Furthermore, the initiation and containment costs of this ever expanding problems solving approach, like in the spiraling costs of our healthcare system, entails a classic case of the law of diminishing returns of ill conceived, large capital outlays. This is not to say that advocating a return to a pre-scientific dark age is advisable either. Instead, finding a workable balance between the more simple and organic coaching and collaborative approaches and the state specific, sometimes myopic individualistic problem solving methodologies may provide optimum value.

The medical model of solving psychological problems often follows this course; as do overly reactive methods to control so-called financial panics and other instances of mass hysteria. Do these more traditional problems solving methods work? Sometimes yes, but often no. More troubling, such invasive measures usually offer only short term relief, focusing on symptoms, like scratching an itch, rather than underlying afflictions exemplified by psychopharmacological patients, with progressively debilitating side effects.
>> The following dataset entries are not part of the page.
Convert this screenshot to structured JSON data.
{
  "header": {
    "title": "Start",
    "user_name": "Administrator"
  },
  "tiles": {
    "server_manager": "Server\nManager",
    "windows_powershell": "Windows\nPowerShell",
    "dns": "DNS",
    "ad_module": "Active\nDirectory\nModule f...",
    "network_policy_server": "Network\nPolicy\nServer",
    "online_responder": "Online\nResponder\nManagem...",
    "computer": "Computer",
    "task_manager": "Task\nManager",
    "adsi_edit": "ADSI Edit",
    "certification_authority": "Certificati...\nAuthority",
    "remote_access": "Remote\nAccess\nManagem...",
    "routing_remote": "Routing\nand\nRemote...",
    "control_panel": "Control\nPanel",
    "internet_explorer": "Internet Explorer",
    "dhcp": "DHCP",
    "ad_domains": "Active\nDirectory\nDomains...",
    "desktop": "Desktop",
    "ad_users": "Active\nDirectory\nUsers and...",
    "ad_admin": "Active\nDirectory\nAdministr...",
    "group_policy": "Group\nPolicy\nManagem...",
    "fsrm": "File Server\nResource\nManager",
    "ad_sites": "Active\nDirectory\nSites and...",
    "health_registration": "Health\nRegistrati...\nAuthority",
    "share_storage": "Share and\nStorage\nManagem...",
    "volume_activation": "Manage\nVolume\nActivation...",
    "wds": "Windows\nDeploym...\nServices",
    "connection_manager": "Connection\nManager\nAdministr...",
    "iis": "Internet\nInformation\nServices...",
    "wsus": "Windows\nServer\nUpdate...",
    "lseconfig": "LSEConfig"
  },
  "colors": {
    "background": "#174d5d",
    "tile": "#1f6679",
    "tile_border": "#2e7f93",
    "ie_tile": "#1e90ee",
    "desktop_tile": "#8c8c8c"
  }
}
Conversely, coaching seeks to focus on possibilities rather than problems. Thus coaching embraces positivity rather than negativity, often focusing on dreams rather than nightmares with an emphasis on intrinsic rather than extrinsic rewards. Coaching embraces strength based initiatives, hopeful attitudes and health rather than disease. In the often atomistic worldview of the medical model, all too often an itch is an itch, is an itch, ad nauseam.

Does coaching always succeed? Of course it doesn’t. That would imply an unrealistic mindset denying the critical nature of some acute afflictions in one’s physical and mental health and elsewhere. Also, not being facetious, sometimes success can only be seen through the eyes of the succeeder and coaching currently possesses very few scientifically verified success stories.

However, coaching is more concerned with the active process of becoming, rather than a rational analysis of being. Moreover, in coaching the difference between problem solving and positivity is that coaching embodies a more all encompassing holistic and meta-mindset. In turn, this meta-mindset characterizes that the best coaching practices can engender a more self empowering and self correcting process than the problem solving approach.

Yet, some feel that everything that is worthwhile requires struggle. However, these “no pain—no gain” approaches can take a toll on one’s physical and mental well being, and eventually for the survival of the “un-fittest”, as well as encourage dependencies and perpetuate chronic conditions.

Thus, my recommendation is to at least explore, and if advisable, follow the more positive path that coaching affords to realize your goals; rather than seeking out problem solving practitioners or philosophies. As I asserted initially, the pursuit of positive goals thru coaching often indirectly solves, or lessens the impact, of these problems as my itch analogy indicate.

Finally, a question that this brief discussion begs: In the long run, is the relative sustainability of a coaching culture of collaboration more effective, versus a rational culture built on top of the notion of rugged individualism?